- Opening Delimiter -

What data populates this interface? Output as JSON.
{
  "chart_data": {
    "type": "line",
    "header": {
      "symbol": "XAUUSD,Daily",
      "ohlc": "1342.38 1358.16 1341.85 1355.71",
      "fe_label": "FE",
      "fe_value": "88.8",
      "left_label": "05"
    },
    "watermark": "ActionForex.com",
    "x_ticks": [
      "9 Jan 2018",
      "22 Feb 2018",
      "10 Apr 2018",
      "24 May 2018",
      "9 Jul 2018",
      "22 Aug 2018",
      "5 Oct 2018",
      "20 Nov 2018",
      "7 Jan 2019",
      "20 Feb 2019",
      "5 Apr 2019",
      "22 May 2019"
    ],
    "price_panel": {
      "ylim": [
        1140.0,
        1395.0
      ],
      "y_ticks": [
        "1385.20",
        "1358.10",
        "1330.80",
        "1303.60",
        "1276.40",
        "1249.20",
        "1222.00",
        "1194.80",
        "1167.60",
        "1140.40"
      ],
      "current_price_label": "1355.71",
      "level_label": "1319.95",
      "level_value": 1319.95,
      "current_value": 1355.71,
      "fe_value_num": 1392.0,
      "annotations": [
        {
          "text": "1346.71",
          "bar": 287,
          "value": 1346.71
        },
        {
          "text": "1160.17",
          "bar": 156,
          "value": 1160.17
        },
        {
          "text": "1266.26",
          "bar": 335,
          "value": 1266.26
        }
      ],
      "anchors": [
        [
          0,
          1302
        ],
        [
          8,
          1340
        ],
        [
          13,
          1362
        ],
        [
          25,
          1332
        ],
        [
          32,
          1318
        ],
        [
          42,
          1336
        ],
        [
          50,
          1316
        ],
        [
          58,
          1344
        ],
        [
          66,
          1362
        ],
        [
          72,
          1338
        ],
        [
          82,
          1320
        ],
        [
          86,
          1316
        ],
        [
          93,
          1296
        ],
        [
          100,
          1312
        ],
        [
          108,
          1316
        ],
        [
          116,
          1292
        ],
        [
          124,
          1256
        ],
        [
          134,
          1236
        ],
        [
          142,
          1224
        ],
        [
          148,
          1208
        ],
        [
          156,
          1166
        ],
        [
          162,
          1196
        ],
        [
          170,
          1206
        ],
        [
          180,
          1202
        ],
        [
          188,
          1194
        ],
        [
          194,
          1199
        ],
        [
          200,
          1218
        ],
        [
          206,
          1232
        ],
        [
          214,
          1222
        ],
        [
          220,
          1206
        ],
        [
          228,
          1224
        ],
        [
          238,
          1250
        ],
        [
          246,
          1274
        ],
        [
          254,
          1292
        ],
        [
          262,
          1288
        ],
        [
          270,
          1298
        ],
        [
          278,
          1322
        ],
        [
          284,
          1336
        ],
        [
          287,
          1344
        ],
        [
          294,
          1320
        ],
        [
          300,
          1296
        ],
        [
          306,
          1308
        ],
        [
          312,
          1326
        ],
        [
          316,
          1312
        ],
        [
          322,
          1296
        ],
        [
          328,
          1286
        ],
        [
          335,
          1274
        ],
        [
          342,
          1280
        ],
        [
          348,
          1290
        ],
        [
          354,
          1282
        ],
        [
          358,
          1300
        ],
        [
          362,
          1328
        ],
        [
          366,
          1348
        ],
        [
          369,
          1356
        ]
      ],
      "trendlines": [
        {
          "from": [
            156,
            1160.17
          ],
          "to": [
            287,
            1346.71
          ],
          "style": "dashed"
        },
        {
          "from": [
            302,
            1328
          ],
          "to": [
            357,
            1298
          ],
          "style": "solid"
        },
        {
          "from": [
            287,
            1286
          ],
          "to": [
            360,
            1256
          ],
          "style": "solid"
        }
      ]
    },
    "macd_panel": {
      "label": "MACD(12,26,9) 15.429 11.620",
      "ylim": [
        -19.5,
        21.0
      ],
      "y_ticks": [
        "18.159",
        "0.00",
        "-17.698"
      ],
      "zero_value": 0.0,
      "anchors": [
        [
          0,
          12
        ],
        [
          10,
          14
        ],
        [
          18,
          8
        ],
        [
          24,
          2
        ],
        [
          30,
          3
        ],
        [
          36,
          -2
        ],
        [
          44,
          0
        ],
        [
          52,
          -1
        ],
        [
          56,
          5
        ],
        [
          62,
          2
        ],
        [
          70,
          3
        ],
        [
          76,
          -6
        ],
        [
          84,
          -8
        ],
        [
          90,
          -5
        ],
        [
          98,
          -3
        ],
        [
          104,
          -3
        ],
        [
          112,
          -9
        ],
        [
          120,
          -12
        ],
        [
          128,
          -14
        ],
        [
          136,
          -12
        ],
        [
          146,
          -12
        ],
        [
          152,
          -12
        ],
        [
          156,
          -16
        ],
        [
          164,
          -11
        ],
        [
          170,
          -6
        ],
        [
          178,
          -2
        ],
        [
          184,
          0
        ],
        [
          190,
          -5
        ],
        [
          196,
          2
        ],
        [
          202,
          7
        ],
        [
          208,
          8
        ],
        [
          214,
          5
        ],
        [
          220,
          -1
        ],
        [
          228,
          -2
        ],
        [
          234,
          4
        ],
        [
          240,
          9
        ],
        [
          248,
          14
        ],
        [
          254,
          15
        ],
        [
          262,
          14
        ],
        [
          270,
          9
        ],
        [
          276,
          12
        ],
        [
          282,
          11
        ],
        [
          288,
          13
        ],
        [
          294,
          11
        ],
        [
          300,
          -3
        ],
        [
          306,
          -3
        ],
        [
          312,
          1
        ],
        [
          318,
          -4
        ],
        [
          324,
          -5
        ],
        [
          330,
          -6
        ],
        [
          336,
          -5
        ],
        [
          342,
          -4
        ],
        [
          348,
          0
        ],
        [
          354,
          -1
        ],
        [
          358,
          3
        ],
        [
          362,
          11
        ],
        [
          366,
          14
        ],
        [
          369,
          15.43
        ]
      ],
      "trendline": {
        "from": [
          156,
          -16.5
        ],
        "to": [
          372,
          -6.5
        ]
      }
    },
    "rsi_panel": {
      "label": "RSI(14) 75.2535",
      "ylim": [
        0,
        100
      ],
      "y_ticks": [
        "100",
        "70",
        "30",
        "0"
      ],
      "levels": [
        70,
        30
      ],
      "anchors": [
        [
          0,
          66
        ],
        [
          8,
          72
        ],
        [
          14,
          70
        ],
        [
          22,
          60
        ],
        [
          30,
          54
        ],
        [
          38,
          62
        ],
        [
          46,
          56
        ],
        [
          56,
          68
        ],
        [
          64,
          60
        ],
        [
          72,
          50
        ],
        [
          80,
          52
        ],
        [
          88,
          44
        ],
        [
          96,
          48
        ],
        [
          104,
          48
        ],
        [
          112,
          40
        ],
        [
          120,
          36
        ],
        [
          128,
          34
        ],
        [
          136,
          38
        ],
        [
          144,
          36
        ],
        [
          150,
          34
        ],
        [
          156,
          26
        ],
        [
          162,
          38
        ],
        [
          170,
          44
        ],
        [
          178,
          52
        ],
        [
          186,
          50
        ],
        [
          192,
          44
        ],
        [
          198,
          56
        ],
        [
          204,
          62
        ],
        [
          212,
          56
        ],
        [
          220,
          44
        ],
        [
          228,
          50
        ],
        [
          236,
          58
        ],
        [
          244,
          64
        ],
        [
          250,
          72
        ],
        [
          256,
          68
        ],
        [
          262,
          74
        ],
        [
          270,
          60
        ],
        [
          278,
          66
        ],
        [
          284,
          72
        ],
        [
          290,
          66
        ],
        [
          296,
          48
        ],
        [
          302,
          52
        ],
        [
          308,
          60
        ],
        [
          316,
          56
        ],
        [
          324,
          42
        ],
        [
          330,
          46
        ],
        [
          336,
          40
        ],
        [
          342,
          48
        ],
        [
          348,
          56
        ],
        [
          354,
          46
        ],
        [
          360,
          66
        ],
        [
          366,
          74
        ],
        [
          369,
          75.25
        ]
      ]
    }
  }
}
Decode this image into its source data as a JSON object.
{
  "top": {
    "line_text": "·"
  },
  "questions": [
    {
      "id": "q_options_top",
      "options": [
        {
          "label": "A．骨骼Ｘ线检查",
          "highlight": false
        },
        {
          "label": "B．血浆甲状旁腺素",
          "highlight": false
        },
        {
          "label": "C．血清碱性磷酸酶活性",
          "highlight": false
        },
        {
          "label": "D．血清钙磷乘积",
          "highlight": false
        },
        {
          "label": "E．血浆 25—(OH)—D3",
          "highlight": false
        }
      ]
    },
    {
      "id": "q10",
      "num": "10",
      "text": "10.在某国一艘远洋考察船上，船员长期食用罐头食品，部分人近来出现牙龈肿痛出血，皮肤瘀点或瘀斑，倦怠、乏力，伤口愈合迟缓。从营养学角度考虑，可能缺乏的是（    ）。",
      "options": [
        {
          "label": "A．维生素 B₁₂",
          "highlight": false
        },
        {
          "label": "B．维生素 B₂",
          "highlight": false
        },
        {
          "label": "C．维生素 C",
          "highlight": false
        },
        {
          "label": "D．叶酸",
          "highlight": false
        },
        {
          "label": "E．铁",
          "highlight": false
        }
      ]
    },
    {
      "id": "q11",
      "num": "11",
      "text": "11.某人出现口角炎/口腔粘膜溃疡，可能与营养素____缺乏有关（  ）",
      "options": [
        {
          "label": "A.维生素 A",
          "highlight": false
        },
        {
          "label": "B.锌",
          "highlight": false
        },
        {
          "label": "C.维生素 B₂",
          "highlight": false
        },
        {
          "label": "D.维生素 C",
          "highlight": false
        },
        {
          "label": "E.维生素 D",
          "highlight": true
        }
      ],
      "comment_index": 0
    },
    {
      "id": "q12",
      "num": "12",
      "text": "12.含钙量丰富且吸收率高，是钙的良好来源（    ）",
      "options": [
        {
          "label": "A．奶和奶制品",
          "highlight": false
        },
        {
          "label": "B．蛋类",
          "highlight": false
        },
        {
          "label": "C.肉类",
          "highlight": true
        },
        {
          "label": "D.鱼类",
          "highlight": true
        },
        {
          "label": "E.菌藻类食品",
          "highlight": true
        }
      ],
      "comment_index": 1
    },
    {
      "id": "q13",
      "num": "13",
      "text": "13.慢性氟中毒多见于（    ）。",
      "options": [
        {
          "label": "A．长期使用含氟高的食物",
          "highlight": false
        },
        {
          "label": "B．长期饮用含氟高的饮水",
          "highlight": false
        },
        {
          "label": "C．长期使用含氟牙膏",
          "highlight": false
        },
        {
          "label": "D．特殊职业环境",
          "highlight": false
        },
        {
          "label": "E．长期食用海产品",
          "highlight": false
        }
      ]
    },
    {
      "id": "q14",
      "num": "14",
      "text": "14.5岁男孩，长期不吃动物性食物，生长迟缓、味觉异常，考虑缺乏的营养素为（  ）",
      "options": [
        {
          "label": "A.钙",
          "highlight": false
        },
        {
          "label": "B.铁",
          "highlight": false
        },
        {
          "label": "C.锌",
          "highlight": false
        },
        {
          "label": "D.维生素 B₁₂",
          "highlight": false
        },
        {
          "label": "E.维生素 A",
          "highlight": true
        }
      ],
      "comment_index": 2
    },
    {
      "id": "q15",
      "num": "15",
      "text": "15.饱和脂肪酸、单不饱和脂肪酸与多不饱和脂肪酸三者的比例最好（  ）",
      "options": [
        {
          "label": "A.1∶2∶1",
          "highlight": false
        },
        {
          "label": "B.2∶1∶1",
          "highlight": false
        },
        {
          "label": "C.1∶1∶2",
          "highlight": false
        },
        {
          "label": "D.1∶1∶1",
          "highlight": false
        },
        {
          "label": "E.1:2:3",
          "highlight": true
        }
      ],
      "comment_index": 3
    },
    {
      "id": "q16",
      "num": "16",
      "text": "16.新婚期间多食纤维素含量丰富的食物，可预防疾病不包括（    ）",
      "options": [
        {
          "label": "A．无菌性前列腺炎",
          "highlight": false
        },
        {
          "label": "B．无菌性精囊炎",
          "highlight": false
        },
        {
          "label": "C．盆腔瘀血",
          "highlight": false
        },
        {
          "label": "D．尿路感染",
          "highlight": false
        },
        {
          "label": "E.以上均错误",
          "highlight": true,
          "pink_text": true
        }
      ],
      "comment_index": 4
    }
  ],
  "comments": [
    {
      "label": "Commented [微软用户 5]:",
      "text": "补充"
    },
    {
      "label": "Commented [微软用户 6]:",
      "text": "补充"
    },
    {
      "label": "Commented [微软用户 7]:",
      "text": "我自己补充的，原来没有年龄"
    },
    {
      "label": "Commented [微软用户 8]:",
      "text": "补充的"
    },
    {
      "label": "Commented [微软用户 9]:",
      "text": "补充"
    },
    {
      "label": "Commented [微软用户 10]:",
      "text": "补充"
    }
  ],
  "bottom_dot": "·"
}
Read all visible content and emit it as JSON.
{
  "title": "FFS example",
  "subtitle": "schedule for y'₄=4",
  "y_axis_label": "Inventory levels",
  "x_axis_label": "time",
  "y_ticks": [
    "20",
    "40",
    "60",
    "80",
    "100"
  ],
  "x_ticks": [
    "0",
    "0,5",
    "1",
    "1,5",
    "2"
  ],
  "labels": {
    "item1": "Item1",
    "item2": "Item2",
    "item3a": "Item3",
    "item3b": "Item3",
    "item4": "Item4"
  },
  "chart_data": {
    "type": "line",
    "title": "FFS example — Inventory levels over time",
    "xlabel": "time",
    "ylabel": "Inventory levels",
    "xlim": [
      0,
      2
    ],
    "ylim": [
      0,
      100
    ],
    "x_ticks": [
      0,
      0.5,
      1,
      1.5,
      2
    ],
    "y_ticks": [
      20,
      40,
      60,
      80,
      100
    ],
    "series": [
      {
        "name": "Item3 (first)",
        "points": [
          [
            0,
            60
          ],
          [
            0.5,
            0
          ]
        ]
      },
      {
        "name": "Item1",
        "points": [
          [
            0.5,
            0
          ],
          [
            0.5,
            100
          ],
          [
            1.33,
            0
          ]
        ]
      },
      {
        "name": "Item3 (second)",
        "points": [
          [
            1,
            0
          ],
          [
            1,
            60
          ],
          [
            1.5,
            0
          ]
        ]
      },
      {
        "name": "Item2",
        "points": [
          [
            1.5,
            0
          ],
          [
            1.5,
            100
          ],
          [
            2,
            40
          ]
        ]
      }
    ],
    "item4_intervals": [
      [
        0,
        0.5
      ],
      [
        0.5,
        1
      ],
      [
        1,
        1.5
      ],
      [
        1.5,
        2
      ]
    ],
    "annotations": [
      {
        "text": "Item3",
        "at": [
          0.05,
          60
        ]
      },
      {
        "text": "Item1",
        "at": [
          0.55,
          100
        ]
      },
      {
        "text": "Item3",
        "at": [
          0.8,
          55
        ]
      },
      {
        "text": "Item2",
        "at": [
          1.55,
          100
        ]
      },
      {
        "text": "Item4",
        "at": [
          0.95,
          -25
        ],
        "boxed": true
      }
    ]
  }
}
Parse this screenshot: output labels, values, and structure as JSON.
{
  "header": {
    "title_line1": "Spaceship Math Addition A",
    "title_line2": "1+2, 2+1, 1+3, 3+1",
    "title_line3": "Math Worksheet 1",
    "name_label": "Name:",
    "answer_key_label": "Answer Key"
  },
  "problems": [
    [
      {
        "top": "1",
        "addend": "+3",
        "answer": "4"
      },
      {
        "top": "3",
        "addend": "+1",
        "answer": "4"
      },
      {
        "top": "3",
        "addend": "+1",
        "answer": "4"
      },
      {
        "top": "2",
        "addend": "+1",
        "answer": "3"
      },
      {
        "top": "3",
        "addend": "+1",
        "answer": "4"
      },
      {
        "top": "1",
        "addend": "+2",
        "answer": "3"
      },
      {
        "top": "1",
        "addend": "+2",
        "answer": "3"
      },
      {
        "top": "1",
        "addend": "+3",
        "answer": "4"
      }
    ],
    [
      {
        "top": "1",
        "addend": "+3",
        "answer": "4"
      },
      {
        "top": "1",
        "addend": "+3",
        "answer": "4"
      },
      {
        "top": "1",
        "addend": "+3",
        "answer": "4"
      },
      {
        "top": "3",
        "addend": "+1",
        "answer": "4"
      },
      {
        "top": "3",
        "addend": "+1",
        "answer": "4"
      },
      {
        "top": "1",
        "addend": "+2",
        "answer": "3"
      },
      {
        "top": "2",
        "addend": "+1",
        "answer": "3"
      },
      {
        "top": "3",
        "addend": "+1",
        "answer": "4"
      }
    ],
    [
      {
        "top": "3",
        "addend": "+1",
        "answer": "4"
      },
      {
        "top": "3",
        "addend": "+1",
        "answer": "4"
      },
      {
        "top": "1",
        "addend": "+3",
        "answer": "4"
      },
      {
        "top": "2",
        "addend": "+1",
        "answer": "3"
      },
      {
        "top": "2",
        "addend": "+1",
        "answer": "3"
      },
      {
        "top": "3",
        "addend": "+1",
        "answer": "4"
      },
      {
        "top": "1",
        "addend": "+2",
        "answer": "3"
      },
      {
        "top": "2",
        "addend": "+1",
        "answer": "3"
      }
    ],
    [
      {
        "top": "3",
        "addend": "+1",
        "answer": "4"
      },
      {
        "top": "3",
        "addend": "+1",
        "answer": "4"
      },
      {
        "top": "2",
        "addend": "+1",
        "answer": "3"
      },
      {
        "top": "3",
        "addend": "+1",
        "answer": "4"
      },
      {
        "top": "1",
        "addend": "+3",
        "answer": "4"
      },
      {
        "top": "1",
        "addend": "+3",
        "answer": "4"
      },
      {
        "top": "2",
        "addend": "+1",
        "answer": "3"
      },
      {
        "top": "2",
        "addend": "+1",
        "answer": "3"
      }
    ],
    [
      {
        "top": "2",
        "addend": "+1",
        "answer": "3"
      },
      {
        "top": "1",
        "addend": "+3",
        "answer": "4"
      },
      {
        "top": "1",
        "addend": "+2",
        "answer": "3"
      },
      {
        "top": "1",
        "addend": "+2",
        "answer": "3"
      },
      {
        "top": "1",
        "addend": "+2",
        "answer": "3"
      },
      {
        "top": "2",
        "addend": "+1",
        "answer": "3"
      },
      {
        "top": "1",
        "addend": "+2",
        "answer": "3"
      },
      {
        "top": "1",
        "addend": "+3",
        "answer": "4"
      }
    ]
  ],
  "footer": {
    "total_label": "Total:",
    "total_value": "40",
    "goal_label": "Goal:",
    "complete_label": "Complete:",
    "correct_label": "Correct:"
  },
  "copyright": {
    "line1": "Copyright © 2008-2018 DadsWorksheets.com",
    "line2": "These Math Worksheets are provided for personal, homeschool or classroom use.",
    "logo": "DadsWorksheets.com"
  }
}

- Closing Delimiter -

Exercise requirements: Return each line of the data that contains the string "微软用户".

Answer section:
      "label": "Commented [微软用户 5]:",
      "label": "Commented [微软用户 6]:",
      "label": "Commented [微软用户 7]:",
      "label": "Commented [微软用户 8]:",
      "label": "Commented [微软用户 9]:",
      "label": "Commented [微软用户 10]:",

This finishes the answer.